• Bottle caps: $3.25 (144-count bag, will get you through three-and-a-half batches)
• One Step sanitizer (5-lb. container, will get you through multiple batches): $23.99
• Beer bottles: $0 (?)
Cost Per Bottle
Now, let’s run through a scenario…
To keep the costs down as low as possible, let’s say we’re brewing a Dry Irish Stout. The kit costs $19.99 and the yeast $3.50. For priming sugar, let’s go with a packet of Munton’s Carb Tabs at a cost of $2.99. The bottle caps will cost $3.25, but let’s spread that out over three-and-a-half batches for a cost of 93 cents per batch. The cost-per-batch of the sanitizer is a little harder to calculate; I bought a 5-lb. container of the stuff several beers ago and Garrett and I have barely put a dent in it. To be conservative, let’s say we use brewing and bottling one batch of beer will cost us $3 in sanitizer.
After tax, ingredients and supplies for one batch of Dry Irish Stout are going to cost us around $35.23. From that, we get approximately 5 gallons of beer, which in my experience amounts to about 41 standard bottles (12 fl. oz. each). Your cost per beer, then, is going to be approximately 86 cents.
That’s not too shabby. Eighty-six cents per beer is equal to $10.32 per 12-pack. If you consider that a 12-pack of Fat Tire might run you $17.07 after tax at your local liquor store, you are saving as much as 56 cents per bottle. Of course, a 12-pack of Summit might only cost $12.90 (you’d save 22 cents per bottle), and a 12-pack of Miller Lite only $10.75 (you’d save less than 4 cents per bottle). Clearly, the amount of money you save by homebrewing depends on what kind of beer you would normally buy.
The Real Cost
Now we have to factor in the cost of the equipment. Even if you went with the cheap setup at a cost of $121.50, you can see that it’s going to take quite a while for you to break even.

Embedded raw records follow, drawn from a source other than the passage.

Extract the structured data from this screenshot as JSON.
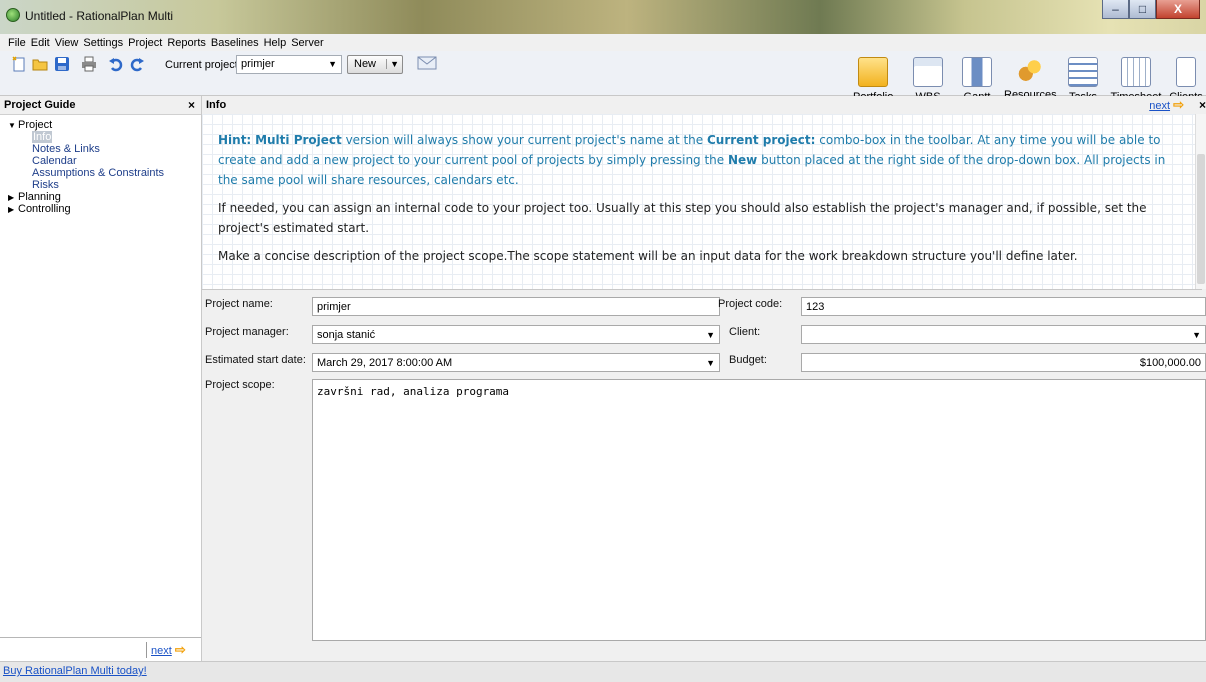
{
  "window": {
    "title": "Untitled - RationalPlan Multi",
    "minimize": "–",
    "maximize": "□",
    "close": "X"
  },
  "menu": [
    "File",
    "Edit",
    "View",
    "Settings",
    "Project",
    "Reports",
    "Baselines",
    "Help",
    "Server"
  ],
  "toolbar": {
    "current_project_label": "Current project:",
    "current_project_value": "primjer",
    "new_label": "New",
    "tools": [
      "Portfolio",
      "WBS",
      "Gantt",
      "Resources",
      "Tasks",
      "Timesheet",
      "Clients"
    ]
  },
  "guide": {
    "title": "Project Guide",
    "close": "×",
    "tree": {
      "project": "Project",
      "info": "Info",
      "notes": "Notes & Links",
      "calendar": "Calendar",
      "assumptions": "Assumptions & Constraints",
      "risks": "Risks",
      "planning": "Planning",
      "controlling": "Controlling"
    },
    "next": "next"
  },
  "info": {
    "title": "Info",
    "next": "next",
    "close": "×",
    "hint_label": "Hint:",
    "hint_product": "Multi Project",
    "hint_text_1": "version will always show your current project's name at the",
    "hint_current": "Current project:",
    "hint_text_2": "combo-box in the toolbar. At any time you will be able to create and add a new project to your current pool of projects by simply pressing the",
    "hint_new": "New",
    "hint_text_3": "button placed at the right side of the drop-down box. All projects in the same pool will share resources, calendars etc.",
    "para_2": "If needed, you can assign an internal code to your project too. Usually at this step you should also establish the project's manager and, if possible, set the project's estimated start.",
    "para_3": "Make a concise description of the project scope.The scope statement will be an input data for the work breakdown structure you'll define later."
  },
  "form": {
    "project_name_label": "Project name:",
    "project_name": "primjer",
    "project_code_label": "Project code:",
    "project_code": "123",
    "project_manager_label": "Project manager:",
    "project_manager": "sonja stanić",
    "client_label": "Client:",
    "client": "",
    "start_date_label": "Estimated start date:",
    "start_date": "March 29, 2017 8:00:00 AM",
    "budget_label": "Budget:",
    "budget": "$100,000.00",
    "scope_label": "Project scope:",
    "scope": "završni rad, analiza programa"
  },
  "status": {
    "buy_link": "Buy RationalPlan Multi today!"
  }
}
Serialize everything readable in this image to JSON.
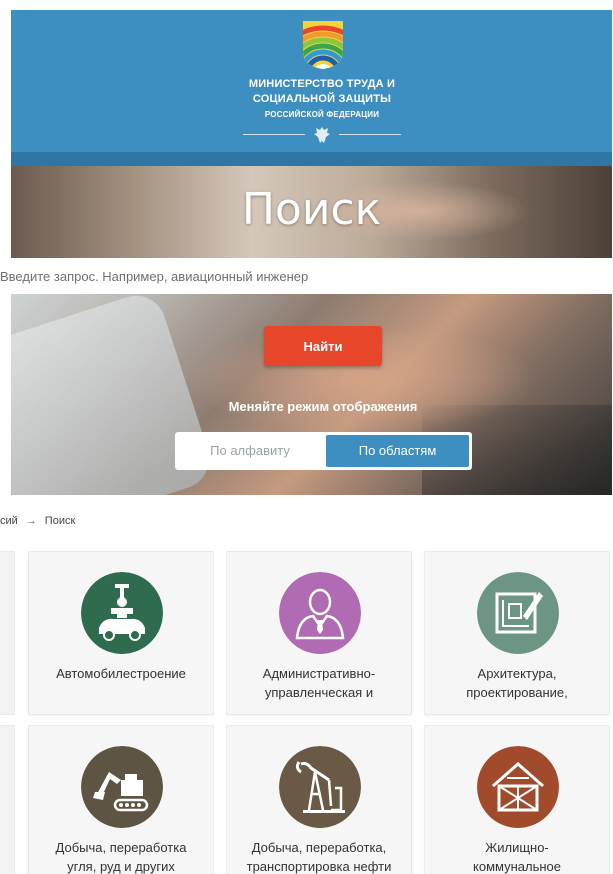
{
  "header": {
    "ministry_line1": "МИНИСТЕРСТВО ТРУДА И",
    "ministry_line2": "СОЦИАЛЬНОЙ ЗАЩИТЫ",
    "ministry_line3": "РОССИЙСКОЙ ФЕДЕРАЦИИ",
    "logo_icon": "ministry-rainbow-logo",
    "emblem_icon": "double-headed-eagle-emblem",
    "bg_color": "#3d8fc2"
  },
  "hero": {
    "title": "Поиск",
    "search_placeholder": "Введите запрос. Например, авиационный инженер",
    "find_button": "Найти",
    "mode_label": "Меняйте режим отображения",
    "mode_options": {
      "alphabet": "По алфавиту",
      "regions": "По областям"
    },
    "selected_mode": "regions",
    "accent_color": "#e8462b"
  },
  "breadcrumb": {
    "prev": "сий",
    "separator": "→",
    "current": "Поиск"
  },
  "categories": [
    {
      "label_line1": "Автомобилестроение",
      "label_line2": "",
      "icon": "car-assembly-icon",
      "color": "#2e6b4f"
    },
    {
      "label_line1": "Административно-",
      "label_line2": "управленческая и",
      "icon": "manager-person-icon",
      "color": "#b06bb3"
    },
    {
      "label_line1": "Архитектура,",
      "label_line2": "проектирование,",
      "icon": "blueprint-drawing-icon",
      "color": "#6c9583"
    },
    {
      "label_line1": "Добыча, переработка",
      "label_line2": "угля, руд и других",
      "icon": "excavator-icon",
      "color": "#5e5444"
    },
    {
      "label_line1": "Добыча, переработка,",
      "label_line2": "транспортировка нефти",
      "icon": "oil-pump-icon",
      "color": "#6a5a45"
    },
    {
      "label_line1": "Жилищно-",
      "label_line2": "коммунальное",
      "icon": "house-frame-icon",
      "color": "#a14a2c"
    }
  ]
}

If you’re saving 56 cents per bottle (sticking with the Fat Tire comparison), it’s still going to take you until your sixth batch of beer before you start to see any actual savings compared to what you would have spent on the store-bought brew. Six batches is about 30 gallons of beer, or roughly 246 bottles. I hope you’re thirsty.
Of course, if you went with the more expensive setup at $334.67, you’re going to have to make 15 batches of beer before you break even — that’s 75 gallons of beer, or about 615 bottles.
This is basically the predicament in which Garrett and I find ourselves. The reality is, we’re not saving any money by homebrewing. I would venture a guess that nobody really does. Keep in mind, even the optimistic scenario laid out above assumes a number or things, i.e.: (1) that you’re sticking to the cheap recipe kits at the homebrew shop; (2) that you would normally buy an expensive craft beer like Fat Tire at a liquor store; (3) that you don’t end up with any spoiled batches of homebrew; and (4) that you’re not giving any of your precious homebrewed beer away as gifts to eager friends and family, which, let’s face it, you will be.
On top of all this, economically speaking, there is the opportunity cost associated with spending several hours every few weekends brewing and/or bottling beer. Of course, the brewing process is part of the fun — in fact, it’s pretty much the whole point of homebrewing — and that’s really the bottom line. Homebrewing is for those who have a genuine fascination with the brewing process. There are plenty of prepackaged options already waiting at the liquor store for those who just want to drink good beer.